The tension between these strands means that Turkish identity has never been more at stake than in recent years. Little wonder that the battle to win local acceptance for the art projects was tough. My City project director David Codling recalls a “fractious public meeting” in Canakkale and demonstrations by leftwing ultra-nationalists. There is no question that his team pulled off a tour de force of both organisation and diplomacy. Yet the most effective cultural ambassadors were the artists themselves.
Nowhere is this clearer than in Trabzon on the north-eastern coast. The largest port on the Black Sea, Trabzon is crucial to Turkey’s eastern trade relations but it is also a nationalist stronghold, beset by local mafias. “We had to meet with the police to be sure a foreign artist would be safe here,” recalls Ur.
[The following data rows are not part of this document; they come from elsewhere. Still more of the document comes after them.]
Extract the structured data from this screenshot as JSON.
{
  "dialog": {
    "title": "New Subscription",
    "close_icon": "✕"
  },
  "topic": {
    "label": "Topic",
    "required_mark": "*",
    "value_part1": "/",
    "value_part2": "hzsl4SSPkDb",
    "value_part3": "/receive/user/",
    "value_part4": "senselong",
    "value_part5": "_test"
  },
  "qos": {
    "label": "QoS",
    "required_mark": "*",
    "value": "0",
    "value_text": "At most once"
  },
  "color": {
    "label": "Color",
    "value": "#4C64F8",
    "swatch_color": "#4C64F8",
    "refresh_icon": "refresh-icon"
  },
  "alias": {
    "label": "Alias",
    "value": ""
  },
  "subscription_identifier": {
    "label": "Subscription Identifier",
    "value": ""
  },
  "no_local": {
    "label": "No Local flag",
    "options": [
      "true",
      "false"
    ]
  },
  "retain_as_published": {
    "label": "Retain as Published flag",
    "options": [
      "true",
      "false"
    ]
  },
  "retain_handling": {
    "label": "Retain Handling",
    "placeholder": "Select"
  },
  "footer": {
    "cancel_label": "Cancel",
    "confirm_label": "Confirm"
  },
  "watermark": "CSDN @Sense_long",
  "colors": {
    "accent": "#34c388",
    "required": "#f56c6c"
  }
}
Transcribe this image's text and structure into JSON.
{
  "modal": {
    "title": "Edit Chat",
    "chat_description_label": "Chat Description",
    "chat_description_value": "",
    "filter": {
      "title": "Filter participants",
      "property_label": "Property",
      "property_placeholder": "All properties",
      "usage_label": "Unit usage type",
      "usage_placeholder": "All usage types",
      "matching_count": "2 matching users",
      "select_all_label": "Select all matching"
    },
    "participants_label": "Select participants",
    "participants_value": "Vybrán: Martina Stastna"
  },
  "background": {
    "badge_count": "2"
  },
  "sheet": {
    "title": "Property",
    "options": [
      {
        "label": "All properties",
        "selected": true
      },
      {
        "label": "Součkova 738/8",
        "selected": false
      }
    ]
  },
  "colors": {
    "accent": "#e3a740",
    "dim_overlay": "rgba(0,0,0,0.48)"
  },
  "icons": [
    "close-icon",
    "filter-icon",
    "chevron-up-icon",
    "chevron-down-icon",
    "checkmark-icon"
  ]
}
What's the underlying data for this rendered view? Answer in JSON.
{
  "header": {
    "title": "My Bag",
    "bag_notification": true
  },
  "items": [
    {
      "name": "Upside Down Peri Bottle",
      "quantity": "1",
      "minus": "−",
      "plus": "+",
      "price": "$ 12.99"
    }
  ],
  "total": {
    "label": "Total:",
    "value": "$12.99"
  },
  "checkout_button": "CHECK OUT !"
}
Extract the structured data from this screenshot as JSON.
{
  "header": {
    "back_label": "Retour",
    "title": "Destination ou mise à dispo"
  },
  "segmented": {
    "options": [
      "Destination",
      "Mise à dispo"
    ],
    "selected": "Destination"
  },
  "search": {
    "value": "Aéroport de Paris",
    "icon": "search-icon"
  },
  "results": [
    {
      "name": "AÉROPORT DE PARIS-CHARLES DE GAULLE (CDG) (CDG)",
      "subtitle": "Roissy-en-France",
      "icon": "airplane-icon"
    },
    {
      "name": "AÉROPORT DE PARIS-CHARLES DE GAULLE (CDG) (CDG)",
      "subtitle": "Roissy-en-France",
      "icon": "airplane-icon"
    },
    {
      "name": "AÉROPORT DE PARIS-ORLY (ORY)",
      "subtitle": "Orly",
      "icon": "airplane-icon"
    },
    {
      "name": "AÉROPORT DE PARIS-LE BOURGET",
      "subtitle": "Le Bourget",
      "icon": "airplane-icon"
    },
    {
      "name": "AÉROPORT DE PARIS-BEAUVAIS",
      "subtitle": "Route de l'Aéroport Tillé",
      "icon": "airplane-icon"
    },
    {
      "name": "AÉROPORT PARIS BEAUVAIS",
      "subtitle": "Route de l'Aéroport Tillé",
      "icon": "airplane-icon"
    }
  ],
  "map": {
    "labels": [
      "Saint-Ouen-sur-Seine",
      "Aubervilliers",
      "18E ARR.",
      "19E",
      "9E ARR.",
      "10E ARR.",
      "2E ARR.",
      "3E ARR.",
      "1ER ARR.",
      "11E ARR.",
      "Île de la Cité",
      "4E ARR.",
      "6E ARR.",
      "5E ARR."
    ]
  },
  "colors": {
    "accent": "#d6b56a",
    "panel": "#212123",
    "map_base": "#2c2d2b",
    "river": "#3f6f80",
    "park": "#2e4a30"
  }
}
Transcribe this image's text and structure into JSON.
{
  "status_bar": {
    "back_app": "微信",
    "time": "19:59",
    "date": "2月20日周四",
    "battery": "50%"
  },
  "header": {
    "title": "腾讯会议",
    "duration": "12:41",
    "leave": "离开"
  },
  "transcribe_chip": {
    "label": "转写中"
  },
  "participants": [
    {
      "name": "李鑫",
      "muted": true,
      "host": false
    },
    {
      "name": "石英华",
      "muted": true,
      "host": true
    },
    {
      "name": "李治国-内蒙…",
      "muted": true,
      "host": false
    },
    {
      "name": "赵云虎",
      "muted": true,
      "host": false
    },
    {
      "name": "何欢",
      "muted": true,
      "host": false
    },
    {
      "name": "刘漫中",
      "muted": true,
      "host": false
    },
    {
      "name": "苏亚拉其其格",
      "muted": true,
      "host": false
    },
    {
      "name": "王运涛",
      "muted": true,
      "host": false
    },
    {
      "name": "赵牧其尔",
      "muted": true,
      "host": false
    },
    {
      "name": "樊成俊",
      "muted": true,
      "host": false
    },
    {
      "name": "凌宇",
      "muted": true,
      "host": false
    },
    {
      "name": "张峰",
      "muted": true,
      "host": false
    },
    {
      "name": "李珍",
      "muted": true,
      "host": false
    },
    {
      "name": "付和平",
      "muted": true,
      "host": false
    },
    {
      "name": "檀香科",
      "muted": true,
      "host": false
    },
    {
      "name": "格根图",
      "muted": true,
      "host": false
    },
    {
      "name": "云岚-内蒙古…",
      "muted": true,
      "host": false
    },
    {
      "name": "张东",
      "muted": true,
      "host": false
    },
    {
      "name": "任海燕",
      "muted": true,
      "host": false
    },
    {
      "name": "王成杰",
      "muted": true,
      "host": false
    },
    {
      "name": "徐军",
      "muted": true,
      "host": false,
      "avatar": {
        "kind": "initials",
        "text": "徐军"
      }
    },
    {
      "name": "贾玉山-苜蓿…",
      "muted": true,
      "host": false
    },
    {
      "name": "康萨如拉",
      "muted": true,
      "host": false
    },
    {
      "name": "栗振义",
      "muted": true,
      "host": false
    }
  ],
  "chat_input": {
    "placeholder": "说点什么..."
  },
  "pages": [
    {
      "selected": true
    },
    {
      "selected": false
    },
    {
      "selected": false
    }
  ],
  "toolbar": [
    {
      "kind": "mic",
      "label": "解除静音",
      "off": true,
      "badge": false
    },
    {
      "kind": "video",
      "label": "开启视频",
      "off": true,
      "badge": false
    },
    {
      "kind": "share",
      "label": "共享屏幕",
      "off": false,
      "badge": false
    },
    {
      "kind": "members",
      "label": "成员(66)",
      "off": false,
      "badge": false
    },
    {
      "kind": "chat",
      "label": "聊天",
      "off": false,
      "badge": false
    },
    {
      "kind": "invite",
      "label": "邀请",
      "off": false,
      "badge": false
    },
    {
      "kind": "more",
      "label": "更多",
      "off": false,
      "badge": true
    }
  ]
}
Yet the 34-year-old Finnish artist Minna Henriksson appears to have beguiled the resident population. One evening in the town square, a rock group is playing seductive riffs on Turkish pop music. The band, all of whom are local young men, was formed during workshops run by Henriksson in collaboration with the municipal youth centre.
Huddled under a tarpaulin, several of the My City delegation look as if they may be dreaming of a waterproof white cube and a flute of champagne but the local audience is thrilled. Periodically, young men link arms and perform vigorous hip-hop-style variations on Turkish dance.
When the diplomats in Brussels first envisaged a “cultural bridge”, it’s unlikely that this surreal gathering was what they had in mind. Yet out of such encounters the stuff of Europe’s future may be made.